June 20, 2011
Arizona Wilderness Coalition Statement on Secretary Salazar's
Uranium Withdrawl Announcement at Grand Canyon
Contact: Matt Skroch, Executive Director, 520-247-1754
Katurah Mackay, Deputy Director/Communications, 602-571-2603
Grand Canyon—Today, Secretary of the Interior Ken Salazar issued a directive that places a six-month moratorium on new uranium mining in the Grand Canyon region. The Secretary also conveyed his request that a full withdrawal of the 1 million acres in question is chosen as the federal agencies’ preferred alternative in an ongoing Environmental Impact Statement addressing uranium mining on lands around Grand Canyon National Park.

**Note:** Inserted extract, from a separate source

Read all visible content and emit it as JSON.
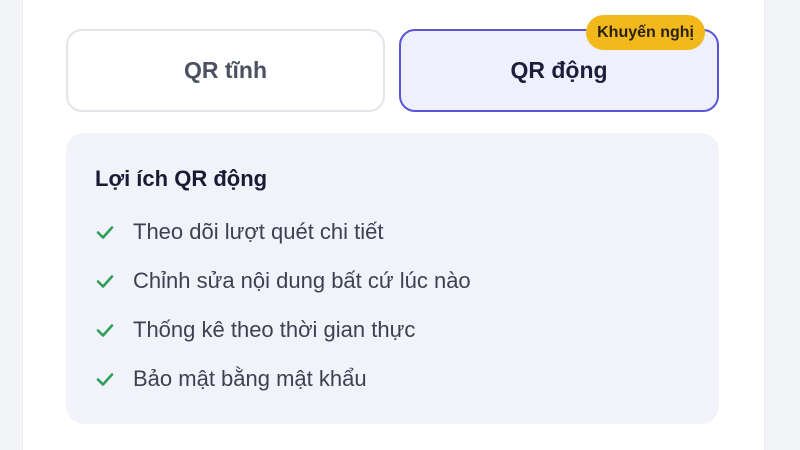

“Uranium mining in the Grand Canyon eco-region has a history of land and water contamination, and given the wilderness resources of this vast region, the Secretary’s announcement will help ensure we don’t spoil the crown jewel of Arizona and our country,” says Matt Skroch, executive director of the Arizona Wilderness Coalition. “The Grand Canyon sustains thousands of jobs in the tourism industry, and contributes directly to the $5 billion dollar influx of revenue from wildlife related recreation around the state. That fact, combined with our interests to protect this stunning ecosystem for future generations, highlights the importance of using a precautionary approach in dealing with the extraction of such a volatile mineral.”
There are more than 3,000 uranium mining claims in the plateaus surrounding the Grand Canyon. Development of these claims would industrialize regionally sacred wildlands, destroy wildlife habitat prized by sportsmen, and permanently pollute or deplete aquifers feeding the Grand Canyon's biologically rich springs.
Uranium mining and exploration has spiked in recent years, as the market price for the mineral has increased. The United States Geological Survey has recently released studies that show contamination of watercourses and lands adjacent to existing mines, posing significant human and ecological health questions, including groundwater contamination. The Secretary’s announcement does not affect existing, valid operations currently working in the area, though it would halt new uranium mining for the next 20 years. In May, Congressman Raúl Grijalva (AZ-7) wrote to the Secretary with his request to withdraw the full million acres from mineral entry.
A Public Land Order making an emergency withdrawal of six months will be published in the Federal Register within the next week. A final EIS is expected to be released to the public in the fall of 2011.